It's Easy to Set Type in

Circles, Arcs & on Angles

It’s easy to set type in circles, arcs, curves or on any angle. No special equipment is needed. But most printers, unless they have a set of circular or angular quads, are timid about composing type in any other form than linear.

In addition to the above mentioned quads, various styles of mortised brass circles, ovals, triangles and other “frames” were available from ATF and other type foundries. But these niceties have all but vanished from today’s printing scene.

To print lines of type on any angle, set in the usual way with a couple of slugs on top and bottom of line. Proofread and place in the form at desired angle and position. Without disturbing the line, gently stuff wet newsprint, Kleenex or toilet tissue into the open space around the angled line. Carefully tamp the soggy paper down with the end of a pencil until the material is about ½-inch thick. Left undisturbed overnight, the paper will dry hard enough to support the line securely when locked up.

Another variation is to fill the area around the line o’ type with any form of patching plaster, plaster of paris, wood dough, modeling clay, plastic wood, etc.

If you are in a hurry and don’t want to wait for materials to dry, pour melted wax from an old candle into the empty space.
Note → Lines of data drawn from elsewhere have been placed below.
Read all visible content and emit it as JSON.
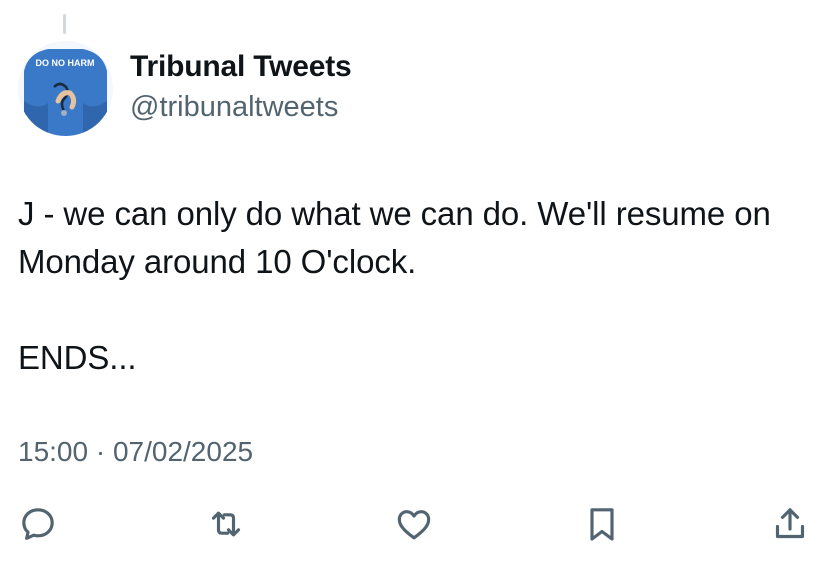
{
  "tweet": {
    "author": {
      "display_name": "Tribunal Tweets",
      "handle": "@tribunaltweets",
      "avatar_text": "DO NO HARM"
    },
    "text": "J - we can only do what we can do. We'll resume on Monday around 10 O'clock.\n\nENDS...",
    "timestamp": "15:00 · 07/02/2025"
  },
  "actions": [
    {
      "name": "reply",
      "icon": "reply-icon"
    },
    {
      "name": "retweet",
      "icon": "retweet-icon"
    },
    {
      "name": "like",
      "icon": "heart-icon"
    },
    {
      "name": "bookmark",
      "icon": "bookmark-icon"
    },
    {
      "name": "share",
      "icon": "share-icon"
    }
  ],
  "colors": {
    "text": "#0f1419",
    "secondary": "#536471",
    "icon": "#536471",
    "avatar_blue": "#3a78c8"
  }
}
Melted paraffin or sealing wax can also be used.

If a hot metal pot is available on a Linotype, Monotype or Ludlow, the space can be filled with a ladle of molten lead.
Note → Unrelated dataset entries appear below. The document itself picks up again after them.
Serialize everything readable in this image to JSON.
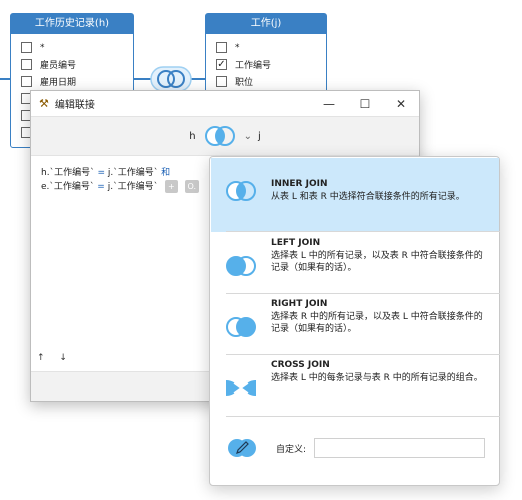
{
  "table_left": {
    "title": "工作历史记录(h)",
    "columns": [
      {
        "label": "*",
        "checked": false
      },
      {
        "label": "雇员编号",
        "checked": false
      },
      {
        "label": "雇用日期",
        "checked": false
      },
      {
        "label": "",
        "checked": false
      },
      {
        "label": "",
        "checked": false
      },
      {
        "label": "",
        "checked": false
      }
    ]
  },
  "table_right": {
    "title": "工作(j)",
    "columns": [
      {
        "label": "*",
        "checked": false
      },
      {
        "label": "工作编号",
        "checked": true
      },
      {
        "label": "职位",
        "checked": false
      }
    ]
  },
  "dialog": {
    "title": "编辑联接",
    "left_alias": "h",
    "right_alias": "j",
    "dropdown_glyph": "⌄",
    "conditions": [
      {
        "left": "h.`工作编号`",
        "op": "=",
        "right": "j.`工作编号`",
        "conj": "和"
      },
      {
        "left": "e.`工作编号`",
        "op": "=",
        "right": "j.`工作编号`",
        "conj": ""
      }
    ],
    "chip_add": "+",
    "chip_o": "O.",
    "move_up": "↑",
    "move_down": "↓"
  },
  "join_menu": {
    "options": [
      {
        "name": "INNER JOIN",
        "desc": "从表 L 和表 R 中选择符合联接条件的所有记录。",
        "selected": true
      },
      {
        "name": "LEFT JOIN",
        "desc": "选择表 L 中的所有记录，以及表 R 中符合联接条件的记录（如果有的话）。",
        "selected": false
      },
      {
        "name": "RIGHT JOIN",
        "desc": "选择表 R 中的所有记录，以及表 L 中符合联接条件的记录（如果有的话）。",
        "selected": false
      },
      {
        "name": "CROSS JOIN",
        "desc": "选择表 L 中的每条记录与表 R 中的所有记录的组合。",
        "selected": false
      }
    ],
    "custom_label": "自定义:",
    "custom_value": ""
  },
  "colors": {
    "accent": "#3a80c4",
    "venn": "#56b0ea",
    "selected_bg": "#cce8fb"
  }
}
Or, on the kitchen stove, turn your scrap type into a molten state and pour into the areas surrounding the angled type.

A printers’ power saw with an adjustable single gauge will allow one to quickly cut lead spacing material or ¾-inch wood to supported the line. Or these wood wedges can be cut with any hand saw. If this material is saved, it can be used for future use.

Setting type in circular shapes is easy. Select a center “plug” (pill box cap, jar top, discarded wheel from child’s small tow or one cut from ¾-inch wood) the size you need for the inside diameter of the type circle.

In a composing stick set the type line to a measure the same length as the circumference of the “plug.” Letterspace to fill out the line.

Next apply a strip of sticky-on-both sides variety of tape over type nicks. Carefully remove the entire line with the tape from the stick and wrap it around the circular “plug.” Finally wrap the whole thing with several more windings of the tape and place it in the form. Viola! Your little creation is solid as a rock and it will “lift.”

Using this method, type can be wrapped around just about any shape imaginable—octagon, oval, diamond, triangle, square, etc.

For fashioning type lines into graceful arcs, use pieces of discarded metal strapping bands—the variety used to fasten large corrugated boxes are ideal. These bands are quite springy and a line of type set between a pair of these as leads will produce a graceful arc if an em quad is centered below the bottom band and matching quads are placed at the outside edges of the band at the top when pressure is applied by the quoins. It will be unnecessary to fill in the open areas surrounding the arcs.